But we are, of course, in different rooms, so this digital means of communicating is very useful.
These observations are the crux of the benefits and the risks of e-mail, Facebook, online business, and Electronic Health Records (EHRs). The new health care law has expanded the market by millions of patients. Private insurance companies will have a bonanza, the honor, and the challenge of treating them. For years doctors have been scheduled into smaller segments of time per patient. They don’t have the time or energy to talk with each other (see the statistics on family doctor burn-out). The insurance companies hope that EHRs will be the salvation of health care reform. The stimulus package has promised $27 billion to hospitals and clinics that use EHRs. Doctors will flash brilliant notes to each other and all will be instantly available online.
The problem is that software companies and attorneys have designed these EHRs to be mainly symptoms, diagnoses, and lab results. They use the DSM-IV and the official Procedural Codes (CPTs). For the woman above, for example, they might have these boxes to fill in: "45 years old, depressed, vegetative symptoms, non-suicidal, borderline sugar, loss of pet, DSM 296.23" No room is left for the person's past, the story, drama, or any emotion. The priorities are to code for reimbursement and to protect all parties from liability. The patient looks like a skeleton.
You can say that such notes are simply the outline, that I and other doctors will know the whole story. Maybe so, or will we be trained to forget it? The EHR may work better when devoted to more quantitative diseases, such as diabetes or renal disease, but it is especially constricting in psychiatry. I have recently seen EHR reports about patients who were in a psychiatric hospital for 3 weeks that showed lots of lab data, no narrative, and little suggestion of what took place for those 3 weeks. They do name the next responsible professional, again to protect from liability. The danger of the EHR is that doctors and others may mistake this stripped down abstraction for an authentic picture of the individual, and real connections will be lost. A patient at a point of crisis will notice and hate the impersonal treatment-especially if the doctor is typing during the entire visit---though he may not be able to put it into words.
Of course I believe that computers, e-mail, google searches, and EHRs are useful (as well as the YouTube shortlist). But there is much in life that cannot be codified.
Running into the grocery store the other day, I saw a neighbor, David, rolling out his kid in a stroller.
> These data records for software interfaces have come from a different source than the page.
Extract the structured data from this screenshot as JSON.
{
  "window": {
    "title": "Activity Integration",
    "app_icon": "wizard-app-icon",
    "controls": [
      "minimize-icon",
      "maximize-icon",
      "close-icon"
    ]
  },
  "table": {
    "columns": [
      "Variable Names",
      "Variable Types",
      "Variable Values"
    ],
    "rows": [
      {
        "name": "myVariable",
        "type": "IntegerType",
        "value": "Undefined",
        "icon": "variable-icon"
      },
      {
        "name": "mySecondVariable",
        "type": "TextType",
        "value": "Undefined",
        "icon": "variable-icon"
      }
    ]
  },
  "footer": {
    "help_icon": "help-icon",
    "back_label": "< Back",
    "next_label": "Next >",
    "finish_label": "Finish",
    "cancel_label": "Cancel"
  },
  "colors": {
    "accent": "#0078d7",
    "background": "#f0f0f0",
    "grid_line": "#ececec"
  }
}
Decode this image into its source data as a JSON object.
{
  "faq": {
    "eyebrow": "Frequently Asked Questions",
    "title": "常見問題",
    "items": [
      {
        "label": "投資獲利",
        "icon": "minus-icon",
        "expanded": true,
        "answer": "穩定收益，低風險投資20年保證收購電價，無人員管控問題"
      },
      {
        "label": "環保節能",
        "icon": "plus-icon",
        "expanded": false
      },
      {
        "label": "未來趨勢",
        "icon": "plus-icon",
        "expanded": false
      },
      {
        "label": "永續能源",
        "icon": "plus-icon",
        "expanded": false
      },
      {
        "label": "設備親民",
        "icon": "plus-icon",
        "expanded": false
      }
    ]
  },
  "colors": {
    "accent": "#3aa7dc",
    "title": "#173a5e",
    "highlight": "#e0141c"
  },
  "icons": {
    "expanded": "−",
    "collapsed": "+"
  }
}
David was tan and striding with pride. I said he looked fit, he grinned and said I did too, and given that encouragement I bragged of sailing on a gusty day, flipping 3 times---and he said he chaired the nationals for the Laser regatta and he came in second! This exhilarating encounter took 2 minutes and could not have been transmitted online. Coincidence, surprise, eye contact, and tone are essential for any real connection.
The other side is true too. The artsy lady who makes jewelry was packing her iPad at Starbucks when I sat down. “Is that thing any good?” I asked. “I’m no techie nerd,” she said. “I like color and depth. I won’t read or write 50 e-mails in my life. I want voice, inflection, tone, the whole person. This thing has got great color and sound, though, and I’ve got 60 gigs of pictures. This afternoon I’m going to get a keyboard.”
I take it all in, her smile and enthusiasm, and I have to admit I’m thinking of buying one.